NEW YORK (GenomeWeb News) – Members of the OryzaSNP Consortium reported this week that they have cataloged hundreds of thousands of SNPs in the rice genome — information that they are using to evaluate rice breeding history and to look for clues into further improving the crop plant.
An international team of investigators used microarray-based resequencing to look for SNPs in 100 million bases of non-repetitive DNA in the genomes of 20 different rice varieties and landraces. Using this approach, the researchers found about 160,000 high-quality SNPs, which they subsequently used to investigate rice breeding patterns as well as relationships between various rice varieties and sub-species. The research, part of the so-called "OryzaSNP project" appeared online last night in the Proceedings of the National Academy of Sciences.
"This comprehensive SNP data provides a foundation for deep exploration of rice diversity and gene-trait relationships and their use for future rice improvement," senior author Jan Leach, a plant biologist at Colorado State University, and colleagues wrote.

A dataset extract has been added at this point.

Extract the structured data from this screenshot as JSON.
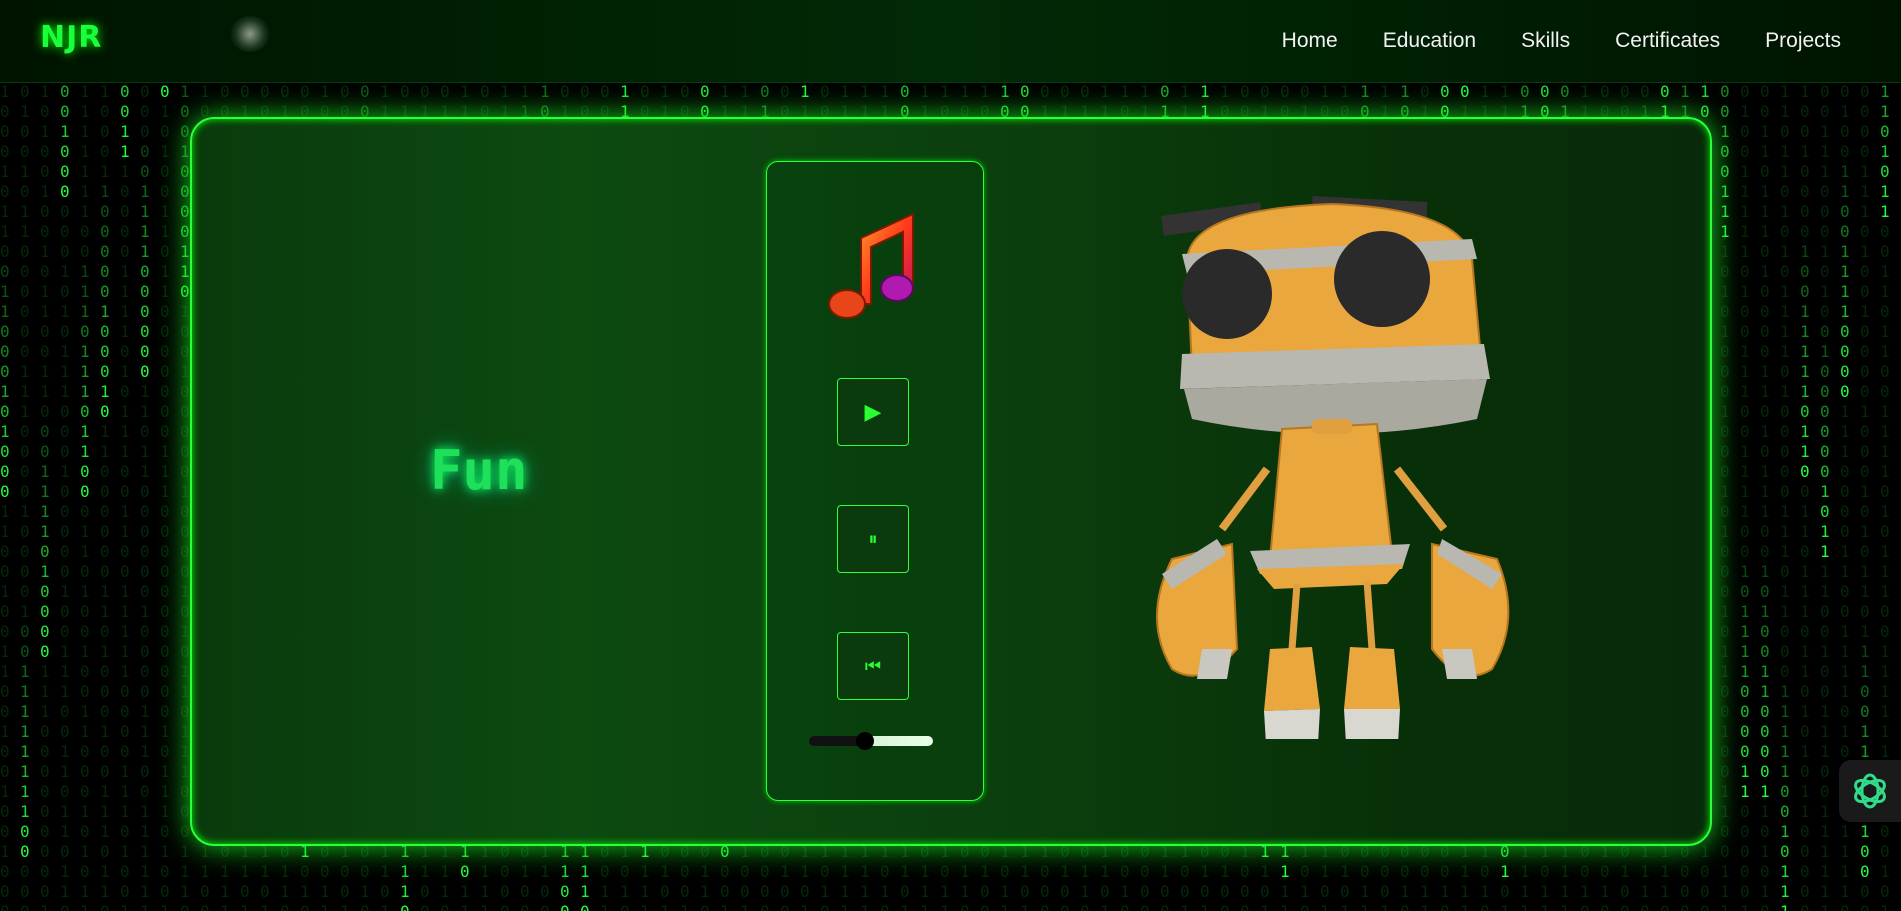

Domesticated rice, Oryza sativa, was the first crop plant to have its genome sequenced and assembled into a high quality reference genome. Now, by focusing on 20 rice varieties and landraces, Leach and her team have provided a foundation for future studies into genetic variation between different types of rice.
"These varieties, the OryzaSNPset collection, are genetically diverse and actively used in international breeding programs because of their wide range of agronomic attributes," the authors explained.
The team first designed six ultra-high-density tiling arrays, which were made by Affymetrix. The arrays were based on 100.1 million bases of non-repetitive sequence in the reference genome for Nipponbare, a variety belonging to the japonica sub-species. Although that genome includes about 390 million bases, the authors noted, the bases assessed in the new study represent roughly 80 percent of the non-repetitive genome.
Next, the researchers came up with a "gold-standard set of curated polymorphisms" by randomly sequencing 3.6 million bases of double-stranded DNA that was represented on the arrays. They then sifted potential SNPs out of their tiling array data using model-based and support vector machine learning approaches. Their search turned up 159, 879 SNPs that were detected by both of these computational methods.
Many of the SNPs were quite common. For example, the researchers detected about a third of the SNPs in between seven and 12 of the varieties tested. Coding region SNPs tended to be more common in the indica than in the japonica varieties, the team noted, probably because the reference genome used in the study belonged to a japonica variety.
By looking at the nature and frequency of SNPs present in the various rice varieties, the researchers were also able to get a snapshot of how genes have been mixed and matched between different types of rice — information that is helping them tease apart relationships between the varieties and trace past breeding events. For instance, some of the introgression patterns that they detected seem to reflect selection for important agricultural traits, such as grain quality and carbohydrate content.
And, the authors explained, such studies not only provide information about past breeding events, but may also highlight new avenues for improving rice crops. "Some introgressions correlate with known genomic regions responsible for traits transferred between varietal groups," they wrote, "whereas others represent candidates for additional events of potential significance for breeding."
The team argued that it should be relatively straightforward to apply the SNP information gleaned from this study to characterize genetic variation between many other rice varieties, although they touted the additional genetic insights that could be gained by sequencing other types of rice.
"Detailed knowledge of phenotypes, coupled with a deep genotype database, will create a powerful platform for association genetics and discovery of alleles that can be combined to achieve the much-needed increase in rice yield in the coming years," the researchers concluded.